▶ [DATA EXTRACT]:
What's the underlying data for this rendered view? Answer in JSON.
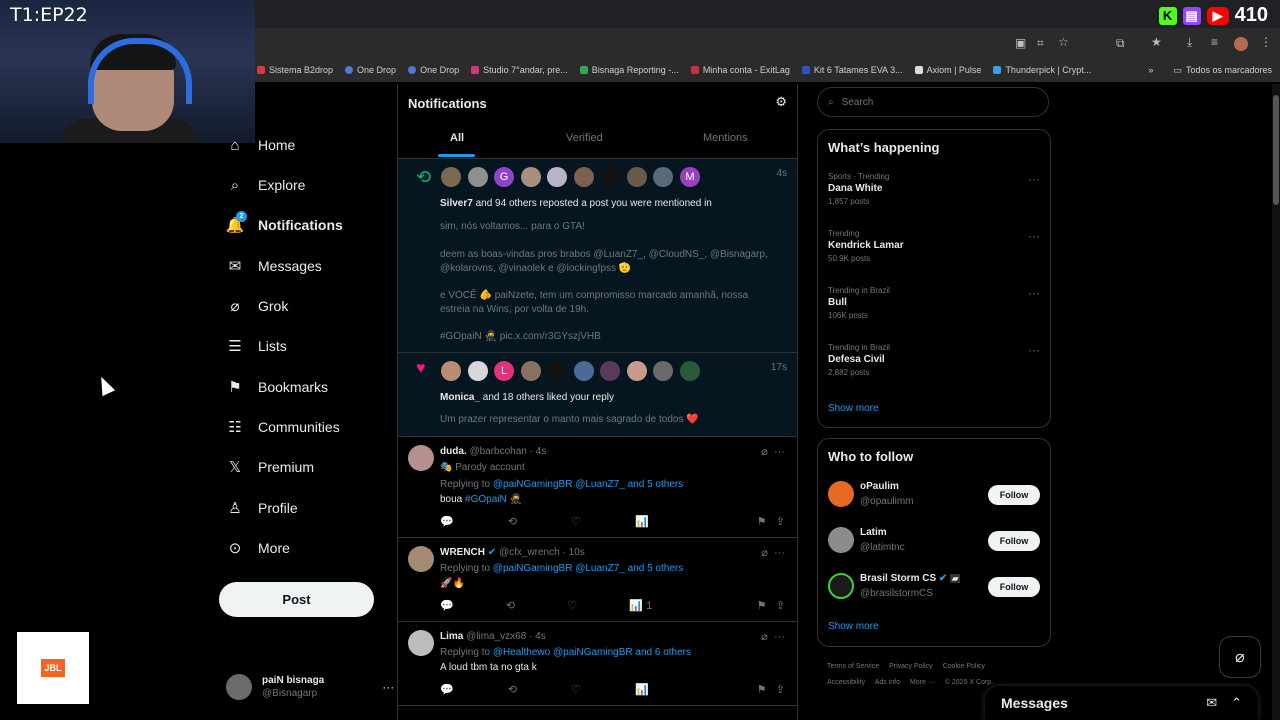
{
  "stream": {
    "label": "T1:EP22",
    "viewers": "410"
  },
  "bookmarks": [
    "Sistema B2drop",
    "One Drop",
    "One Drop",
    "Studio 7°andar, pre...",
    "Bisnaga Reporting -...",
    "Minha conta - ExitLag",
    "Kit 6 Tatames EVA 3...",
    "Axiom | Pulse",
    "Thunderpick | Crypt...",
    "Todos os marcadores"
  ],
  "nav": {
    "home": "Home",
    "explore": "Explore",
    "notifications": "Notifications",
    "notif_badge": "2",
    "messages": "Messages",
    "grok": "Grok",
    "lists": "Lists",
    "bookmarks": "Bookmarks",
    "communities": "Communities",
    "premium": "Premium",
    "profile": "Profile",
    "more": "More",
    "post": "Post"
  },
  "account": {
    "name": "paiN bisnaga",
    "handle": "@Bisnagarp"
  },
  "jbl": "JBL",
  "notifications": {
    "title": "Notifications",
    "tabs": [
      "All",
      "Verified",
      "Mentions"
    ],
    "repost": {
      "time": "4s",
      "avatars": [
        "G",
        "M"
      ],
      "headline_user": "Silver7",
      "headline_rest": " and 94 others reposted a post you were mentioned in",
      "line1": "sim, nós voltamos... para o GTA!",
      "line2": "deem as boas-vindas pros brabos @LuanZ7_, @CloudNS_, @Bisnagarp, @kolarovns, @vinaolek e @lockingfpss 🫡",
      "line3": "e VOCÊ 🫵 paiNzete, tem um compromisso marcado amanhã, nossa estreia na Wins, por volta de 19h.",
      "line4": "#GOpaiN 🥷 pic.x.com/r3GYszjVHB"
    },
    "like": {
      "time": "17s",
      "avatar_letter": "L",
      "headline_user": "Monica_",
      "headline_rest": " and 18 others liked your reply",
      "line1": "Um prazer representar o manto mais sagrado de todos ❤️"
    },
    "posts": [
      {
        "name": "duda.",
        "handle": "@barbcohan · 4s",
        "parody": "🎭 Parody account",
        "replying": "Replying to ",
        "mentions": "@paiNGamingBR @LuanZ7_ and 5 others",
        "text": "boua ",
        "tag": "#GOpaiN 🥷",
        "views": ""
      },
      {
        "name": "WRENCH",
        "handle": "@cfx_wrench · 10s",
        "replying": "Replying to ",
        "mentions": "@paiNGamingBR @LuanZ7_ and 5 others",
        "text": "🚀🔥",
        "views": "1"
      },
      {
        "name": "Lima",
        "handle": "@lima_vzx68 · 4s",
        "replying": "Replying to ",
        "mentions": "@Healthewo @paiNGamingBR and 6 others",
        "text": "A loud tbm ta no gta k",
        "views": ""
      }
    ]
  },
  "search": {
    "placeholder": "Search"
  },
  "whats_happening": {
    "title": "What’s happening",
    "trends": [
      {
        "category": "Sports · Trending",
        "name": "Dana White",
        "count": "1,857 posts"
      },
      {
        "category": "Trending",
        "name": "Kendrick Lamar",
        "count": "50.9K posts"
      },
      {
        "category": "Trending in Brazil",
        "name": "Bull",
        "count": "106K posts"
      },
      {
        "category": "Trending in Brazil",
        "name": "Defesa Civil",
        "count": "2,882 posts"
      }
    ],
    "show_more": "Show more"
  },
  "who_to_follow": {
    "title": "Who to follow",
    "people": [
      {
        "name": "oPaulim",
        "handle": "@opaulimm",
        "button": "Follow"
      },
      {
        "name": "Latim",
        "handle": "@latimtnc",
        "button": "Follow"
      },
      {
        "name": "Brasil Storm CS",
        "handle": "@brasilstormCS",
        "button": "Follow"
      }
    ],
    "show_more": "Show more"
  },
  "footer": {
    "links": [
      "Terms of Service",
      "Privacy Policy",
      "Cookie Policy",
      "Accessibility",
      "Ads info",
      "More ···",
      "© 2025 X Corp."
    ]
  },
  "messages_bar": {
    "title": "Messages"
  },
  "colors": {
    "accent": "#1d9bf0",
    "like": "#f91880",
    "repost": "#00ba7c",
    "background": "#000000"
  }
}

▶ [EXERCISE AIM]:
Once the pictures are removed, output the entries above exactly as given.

▶ [YOUR SOLUTION]:
What's the underlying data for this rendered view? Answer in JSON.
{
  "stream": {
    "label": "T1:EP22",
    "viewers": "410"
  },
  "bookmarks": [
    "Sistema B2drop",
    "One Drop",
    "One Drop",
    "Studio 7°andar, pre...",
    "Bisnaga Reporting -...",
    "Minha conta - ExitLag",
    "Kit 6 Tatames EVA 3...",
    "Axiom | Pulse",
    "Thunderpick | Crypt...",
    "Todos os marcadores"
  ],
  "nav": {
    "home": "Home",
    "explore": "Explore",
    "notifications": "Notifications",
    "notif_badge": "2",
    "messages": "Messages",
    "grok": "Grok",
    "lists": "Lists",
    "bookmarks": "Bookmarks",
    "communities": "Communities",
    "premium": "Premium",
    "profile": "Profile",
    "more": "More",
    "post": "Post"
  },
  "account": {
    "name": "paiN bisnaga",
    "handle": "@Bisnagarp"
  },
  "jbl": "JBL",
  "notifications": {
    "title": "Notifications",
    "tabs": [
      "All",
      "Verified",
      "Mentions"
    ],
    "repost": {
      "time": "4s",
      "avatars": [
        "G",
        "M"
      ],
      "headline_user": "Silver7",
      "headline_rest": " and 94 others reposted a post you were mentioned in",
      "line1": "sim, nós voltamos... para o GTA!",
      "line2": "deem as boas-vindas pros brabos @LuanZ7_, @CloudNS_, @Bisnagarp, @kolarovns, @vinaolek e @lockingfpss 🫡",
      "line3": "e VOCÊ 🫵 paiNzete, tem um compromisso marcado amanhã, nossa estreia na Wins, por volta de 19h.",
      "line4": "#GOpaiN 🥷 pic.x.com/r3GYszjVHB"
    },
    "like": {
      "time": "17s",
      "avatar_letter": "L",
      "headline_user": "Monica_",
      "headline_rest": " and 18 others liked your reply",
      "line1": "Um prazer representar o manto mais sagrado de todos ❤️"
    },
    "posts": [
      {
        "name": "duda.",
        "handle": "@barbcohan · 4s",
        "parody": "🎭 Parody account",
        "replying": "Replying to ",
        "mentions": "@paiNGamingBR @LuanZ7_ and 5 others",
        "text": "boua ",
        "tag": "#GOpaiN 🥷",
        "views": ""
      },
      {
        "name": "WRENCH",
        "handle": "@cfx_wrench · 10s",
        "replying": "Replying to ",
        "mentions": "@paiNGamingBR @LuanZ7_ and 5 others",
        "text": "🚀🔥",
        "views": "1"
      },
      {
        "name": "Lima",
        "handle": "@lima_vzx68 · 4s",
        "replying": "Replying to ",
        "mentions": "@Healthewo @paiNGamingBR and 6 others",
        "text": "A loud tbm ta no gta k",
        "views": ""
      }
    ]
  },
  "search": {
    "placeholder": "Search"
  },
  "whats_happening": {
    "title": "What’s happening",
    "trends": [
      {
        "category": "Sports · Trending",
        "name": "Dana White",
        "count": "1,857 posts"
      },
      {
        "category": "Trending",
        "name": "Kendrick Lamar",
        "count": "50.9K posts"
      },
      {
        "category": "Trending in Brazil",
        "name": "Bull",
        "count": "106K posts"
      },
      {
        "category": "Trending in Brazil",
        "name": "Defesa Civil",
        "count": "2,882 posts"
      }
    ],
    "show_more": "Show more"
  },
  "who_to_follow": {
    "title": "Who to follow",
    "people": [
      {
        "name": "oPaulim",
        "handle": "@opaulimm",
        "button": "Follow"
      },
      {
        "name": "Latim",
        "handle": "@latimtnc",
        "button": "Follow"
      },
      {
        "name": "Brasil Storm CS",
        "handle": "@brasilstormCS",
        "button": "Follow"
      }
    ],
    "show_more": "Show more"
  },
  "footer": {
    "links": [
      "Terms of Service",
      "Privacy Policy",
      "Cookie Policy",
      "Accessibility",
      "Ads info",
      "More ···",
      "© 2025 X Corp."
    ]
  },
  "messages_bar": {
    "title": "Messages"
  },
  "colors": {
    "accent": "#1d9bf0",
    "like": "#f91880",
    "repost": "#00ba7c",
    "background": "#000000"
  }
}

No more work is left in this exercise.